  1. The controversies surrounding all three of these novels reflect a broader question about whether readers who we perceive as vulnerable (youth in particular) may need to be protected from violent or graphic scenes, either outright or by the use of strategies such as trigger warnings. Discuss the different rationales used in each case about protecting youth. For Findley’s and Mosionier’s novels, which are now somewhat dated, do the rationales about their censorship still resonate today? Why or why not?
  2. Consider the ways in which Cohen’s ideas might be applied to your own university experiences. Do literature classrooms perform acts of literary censorship? What motivates the creation of a course syllabus?

Works Cited

  • Cameron, Anne. “Métis Heart.” Rev. of April Raintree by Beatrice Culleton. Canadian Literature 108 (1986): 164-66. Print.
  • Cohen, Mark. Censorship in Canadian Literature. Montreal: McGill-Queen’s UP, 2001. Print.
  • Cumming, Peter. “‘The Only Dirty Book’: The Rape of April Raintree.” In Search of April Raintree: Critical Edition. Ed. Cheryl Suzack. Winnipeg: Portage and Main, 1999. 307-22. Print.
  • Findley, Timothy. Inside Memory: Pages From a Writer’s Notebook. Toronto: HarperCollins, 1990. Print.
  • —. The Wars. Toronto: Penguin Canada, 1986. Print.
  • Henry, Bill. “Parents want Timothy Findley’s The Wars banned from classrooms.” The Owen Sound Sun-Times. 18 May 2011. Web. 18 Dec. 2017.

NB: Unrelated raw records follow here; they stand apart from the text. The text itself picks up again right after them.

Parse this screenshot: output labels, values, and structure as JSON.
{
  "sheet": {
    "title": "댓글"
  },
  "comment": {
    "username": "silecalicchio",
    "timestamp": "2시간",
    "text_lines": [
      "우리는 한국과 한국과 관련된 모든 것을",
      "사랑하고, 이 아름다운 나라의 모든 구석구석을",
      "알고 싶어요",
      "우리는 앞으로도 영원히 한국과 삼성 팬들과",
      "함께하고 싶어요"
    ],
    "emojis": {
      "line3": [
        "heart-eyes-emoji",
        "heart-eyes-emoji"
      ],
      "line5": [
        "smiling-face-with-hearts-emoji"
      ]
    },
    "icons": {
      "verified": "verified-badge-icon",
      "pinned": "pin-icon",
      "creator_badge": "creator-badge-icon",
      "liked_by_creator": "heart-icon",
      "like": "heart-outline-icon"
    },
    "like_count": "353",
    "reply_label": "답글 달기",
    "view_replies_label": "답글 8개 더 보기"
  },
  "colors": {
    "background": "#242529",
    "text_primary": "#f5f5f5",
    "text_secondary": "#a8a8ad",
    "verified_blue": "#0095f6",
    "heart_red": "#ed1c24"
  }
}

  • Keeler, Emily M. “On Raziel Reid, and when everything feels like a controversy.” National Post 27 Jan. 2015. Web. 14 Jun. 2017.
  • Koning, Samara. “Petition to revoke the Governor General’s Award from Raziel Reid.” 11 Jan. 2015. Web. 14 Jun 2017.
  • McCooey, Paula. “Critics of ‘vulgar’ book for young adults want Governor General’s award rescinded.” The Ottawa Citizen. 24 Jan. 2015. Web. 5 Mar. 2016.